Album Reviews

Handsome Eric/Maxamillian Raxatrillion – Split EP


Dublin’s lo-fi wonder Handsome Eric returns with a split and brings with him the upstart from the American Maxamillion Raxatrillion.

Handsome Eric brings the melancholy we’ve come to expect from him as he recounts the past year of his life. Every song is short and to the point with Stephen O’Dowd wasting no time in baring his soul and getting straight to the hook in each song. Opener ‘save yrself, kill me quickly’ is a break-up song that captures the awkwardness of feeling glad that you haven’t been strung along but also pissed off that someone can’t see how great you are. All tinny guitars, crashing cymbals and distorted vocals; this song pulls the listener into Handsome Eric’s to where it feels like you are in the garage with him as he lays down a track he’s been working on. ‘paddy goes to genos’ is an end of summer anthem for those that know the “endless summer” comes to its eventual end. The opening guitar drags the song along at its pace until the bass and drums lift the song to a pacier number that brings to mind Wavves at their most distorted.

Maxamillion Raxatrillion is an unknown entity, at least outside of Philadelphia. Instead of the garage lo-fi of Handsome Eric we have a band that have an air of a Guided By Voices that grew up with Brand New in their headphones. ‘rule of thumb’ follows the tone of the vocal harmonies as the song rises and falls with the tone of this break-up song that ends on the hope of finding love despite it being “an indefinite harmony of living things”. One thing that is especially deft on Maxamillion Raxatrillion’s tracks here is the lyrical turns. There are hints of a very adept lyricist emerging with lines such as “I absolved my x-marks and tried again/What’s wrong with good intent?”, “You took a concentrated dose of my concentration/I watched my mother’s patience limp out the door” and “That the fingers I’ve crossed cannot cancel the cross that we bear”. The shades of Pavement’s Stephen Malkmus are evident here too in the wit and turn of phrase.

The whole EP is only around 13 minutes long with the longest track being ‘paddy goes to genos’ at 03:00 exactly. The only complaint aimed at the output here is that it just flies by. But to complain about wanting more is hardly a bad thing. Both artists capture the fickleness of the millennial but without coming across as sneering. They embrace the clichés of their songs whilst subverting this through the awareness that nothing they feel or do is unique anymore. With the EP’s themes being so closely linked it raises the question of whether the two acts planned the EP to capture this or if they are so similarly minded that this all just fell into place. Either way these are two exciting acts that could produce some of the most interesting stuff to come out of a genre that’s enjoying a renaissance of sorts at the moment. James Trotter

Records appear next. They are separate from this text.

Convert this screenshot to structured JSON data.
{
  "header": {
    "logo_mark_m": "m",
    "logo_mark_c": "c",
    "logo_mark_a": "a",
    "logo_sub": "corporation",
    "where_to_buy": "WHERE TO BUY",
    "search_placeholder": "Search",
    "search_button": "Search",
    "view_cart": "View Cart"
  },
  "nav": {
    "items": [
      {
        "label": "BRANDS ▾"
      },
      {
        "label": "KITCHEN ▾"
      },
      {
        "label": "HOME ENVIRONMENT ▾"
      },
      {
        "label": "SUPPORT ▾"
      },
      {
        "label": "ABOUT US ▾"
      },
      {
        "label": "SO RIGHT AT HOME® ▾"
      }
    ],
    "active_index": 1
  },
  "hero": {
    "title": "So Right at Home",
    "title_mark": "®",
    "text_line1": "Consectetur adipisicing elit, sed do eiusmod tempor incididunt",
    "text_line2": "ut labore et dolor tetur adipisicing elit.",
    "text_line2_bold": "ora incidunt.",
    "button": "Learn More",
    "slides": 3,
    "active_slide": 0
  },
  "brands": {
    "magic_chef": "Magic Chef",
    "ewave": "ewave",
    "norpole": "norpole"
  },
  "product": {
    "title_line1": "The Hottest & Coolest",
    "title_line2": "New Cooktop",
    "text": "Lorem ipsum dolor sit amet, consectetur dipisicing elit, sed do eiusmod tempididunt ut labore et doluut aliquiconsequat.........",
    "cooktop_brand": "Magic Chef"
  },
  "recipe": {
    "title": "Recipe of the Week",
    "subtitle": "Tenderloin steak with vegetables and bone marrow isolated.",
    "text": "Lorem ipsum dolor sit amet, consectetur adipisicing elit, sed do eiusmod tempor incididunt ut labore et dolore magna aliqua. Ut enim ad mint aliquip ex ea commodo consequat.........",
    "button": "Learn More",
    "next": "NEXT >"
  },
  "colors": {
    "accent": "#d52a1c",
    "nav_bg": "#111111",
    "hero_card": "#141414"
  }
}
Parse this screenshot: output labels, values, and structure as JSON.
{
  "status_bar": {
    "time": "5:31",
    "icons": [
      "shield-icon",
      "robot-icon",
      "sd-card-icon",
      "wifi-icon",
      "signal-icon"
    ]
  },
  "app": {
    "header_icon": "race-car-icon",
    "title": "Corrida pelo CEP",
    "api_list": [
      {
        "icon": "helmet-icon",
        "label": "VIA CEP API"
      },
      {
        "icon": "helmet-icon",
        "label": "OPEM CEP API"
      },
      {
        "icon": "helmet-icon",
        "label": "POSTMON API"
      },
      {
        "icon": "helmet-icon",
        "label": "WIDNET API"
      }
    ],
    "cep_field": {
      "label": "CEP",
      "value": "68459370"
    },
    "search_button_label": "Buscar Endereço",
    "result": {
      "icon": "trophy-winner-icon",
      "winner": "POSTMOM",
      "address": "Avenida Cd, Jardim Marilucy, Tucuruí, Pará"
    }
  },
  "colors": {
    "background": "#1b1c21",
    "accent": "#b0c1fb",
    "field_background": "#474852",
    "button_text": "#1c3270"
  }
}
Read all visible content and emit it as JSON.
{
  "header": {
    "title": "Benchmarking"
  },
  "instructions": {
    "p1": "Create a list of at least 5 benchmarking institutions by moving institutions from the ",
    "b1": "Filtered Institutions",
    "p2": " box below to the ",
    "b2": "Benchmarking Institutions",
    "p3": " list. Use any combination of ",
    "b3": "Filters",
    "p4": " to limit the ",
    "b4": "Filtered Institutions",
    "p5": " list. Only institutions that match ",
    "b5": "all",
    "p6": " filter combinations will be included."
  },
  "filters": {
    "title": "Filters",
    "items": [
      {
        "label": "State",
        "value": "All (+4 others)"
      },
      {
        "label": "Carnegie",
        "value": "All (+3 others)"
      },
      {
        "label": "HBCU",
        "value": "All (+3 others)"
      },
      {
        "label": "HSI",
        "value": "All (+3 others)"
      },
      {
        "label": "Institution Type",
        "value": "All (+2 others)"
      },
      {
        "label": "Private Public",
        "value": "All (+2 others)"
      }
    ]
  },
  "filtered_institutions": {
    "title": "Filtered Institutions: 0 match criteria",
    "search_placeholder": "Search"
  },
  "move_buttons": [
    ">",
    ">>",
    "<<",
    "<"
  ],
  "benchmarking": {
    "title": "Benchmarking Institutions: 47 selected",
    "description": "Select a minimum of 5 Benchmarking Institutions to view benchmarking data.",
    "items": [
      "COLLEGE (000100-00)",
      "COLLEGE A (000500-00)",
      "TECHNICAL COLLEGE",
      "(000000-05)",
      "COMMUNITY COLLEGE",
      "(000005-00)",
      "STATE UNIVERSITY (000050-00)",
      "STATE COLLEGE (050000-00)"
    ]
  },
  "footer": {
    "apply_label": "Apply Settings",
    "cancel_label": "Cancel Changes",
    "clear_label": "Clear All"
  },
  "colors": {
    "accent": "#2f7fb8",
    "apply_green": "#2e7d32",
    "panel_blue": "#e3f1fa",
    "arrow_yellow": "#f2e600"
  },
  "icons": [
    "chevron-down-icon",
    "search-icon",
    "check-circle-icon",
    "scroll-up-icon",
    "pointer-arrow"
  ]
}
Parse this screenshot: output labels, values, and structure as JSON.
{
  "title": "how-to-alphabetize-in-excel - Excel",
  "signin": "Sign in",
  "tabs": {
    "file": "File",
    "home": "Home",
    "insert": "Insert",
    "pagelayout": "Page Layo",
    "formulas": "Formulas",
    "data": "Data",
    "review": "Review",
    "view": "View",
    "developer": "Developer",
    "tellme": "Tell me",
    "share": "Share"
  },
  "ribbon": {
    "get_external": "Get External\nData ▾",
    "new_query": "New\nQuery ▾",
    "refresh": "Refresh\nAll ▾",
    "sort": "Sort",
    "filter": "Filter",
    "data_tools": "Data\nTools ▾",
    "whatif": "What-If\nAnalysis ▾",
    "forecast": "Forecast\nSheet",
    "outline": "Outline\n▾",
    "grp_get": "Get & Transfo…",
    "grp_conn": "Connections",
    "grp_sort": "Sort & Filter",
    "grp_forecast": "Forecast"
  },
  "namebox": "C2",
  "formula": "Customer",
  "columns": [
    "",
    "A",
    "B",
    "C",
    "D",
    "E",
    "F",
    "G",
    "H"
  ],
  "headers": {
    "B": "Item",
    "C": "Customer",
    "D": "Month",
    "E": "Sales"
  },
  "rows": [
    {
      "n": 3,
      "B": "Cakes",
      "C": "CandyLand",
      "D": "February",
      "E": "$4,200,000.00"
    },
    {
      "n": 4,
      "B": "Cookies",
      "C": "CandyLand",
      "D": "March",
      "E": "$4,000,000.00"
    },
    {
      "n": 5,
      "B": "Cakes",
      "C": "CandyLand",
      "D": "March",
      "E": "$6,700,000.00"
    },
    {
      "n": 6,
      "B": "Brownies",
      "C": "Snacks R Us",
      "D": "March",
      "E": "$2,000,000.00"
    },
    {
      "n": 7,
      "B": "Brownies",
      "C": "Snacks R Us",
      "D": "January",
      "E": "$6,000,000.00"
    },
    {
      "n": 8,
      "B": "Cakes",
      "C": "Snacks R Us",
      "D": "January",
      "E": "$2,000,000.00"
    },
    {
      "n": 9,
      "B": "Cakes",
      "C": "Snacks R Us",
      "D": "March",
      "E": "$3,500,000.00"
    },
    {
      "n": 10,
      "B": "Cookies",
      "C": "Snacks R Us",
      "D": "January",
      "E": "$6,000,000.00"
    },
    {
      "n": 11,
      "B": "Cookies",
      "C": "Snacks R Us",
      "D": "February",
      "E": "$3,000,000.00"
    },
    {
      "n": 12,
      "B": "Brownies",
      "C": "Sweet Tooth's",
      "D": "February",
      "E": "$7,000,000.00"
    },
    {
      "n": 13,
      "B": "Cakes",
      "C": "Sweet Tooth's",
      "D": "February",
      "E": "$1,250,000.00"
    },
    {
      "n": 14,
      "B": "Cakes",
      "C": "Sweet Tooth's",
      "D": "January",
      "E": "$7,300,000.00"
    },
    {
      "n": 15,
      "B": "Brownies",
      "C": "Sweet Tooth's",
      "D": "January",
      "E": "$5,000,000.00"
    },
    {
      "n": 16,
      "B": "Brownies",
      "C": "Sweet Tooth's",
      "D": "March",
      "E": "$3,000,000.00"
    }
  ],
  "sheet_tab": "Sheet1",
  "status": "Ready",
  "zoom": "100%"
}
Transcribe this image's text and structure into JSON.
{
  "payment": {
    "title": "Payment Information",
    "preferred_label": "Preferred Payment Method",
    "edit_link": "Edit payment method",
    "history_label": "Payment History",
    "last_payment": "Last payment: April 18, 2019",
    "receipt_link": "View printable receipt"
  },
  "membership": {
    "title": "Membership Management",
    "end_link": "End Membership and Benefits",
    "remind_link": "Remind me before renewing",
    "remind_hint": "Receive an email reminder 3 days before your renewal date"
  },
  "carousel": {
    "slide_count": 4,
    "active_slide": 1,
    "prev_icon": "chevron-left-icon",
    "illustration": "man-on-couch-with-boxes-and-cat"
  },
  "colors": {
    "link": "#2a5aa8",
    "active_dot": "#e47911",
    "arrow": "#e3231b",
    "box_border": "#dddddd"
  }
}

Split can be downloaded at a price of your choosing, or for free, from Handsome Eric’s Bandcamp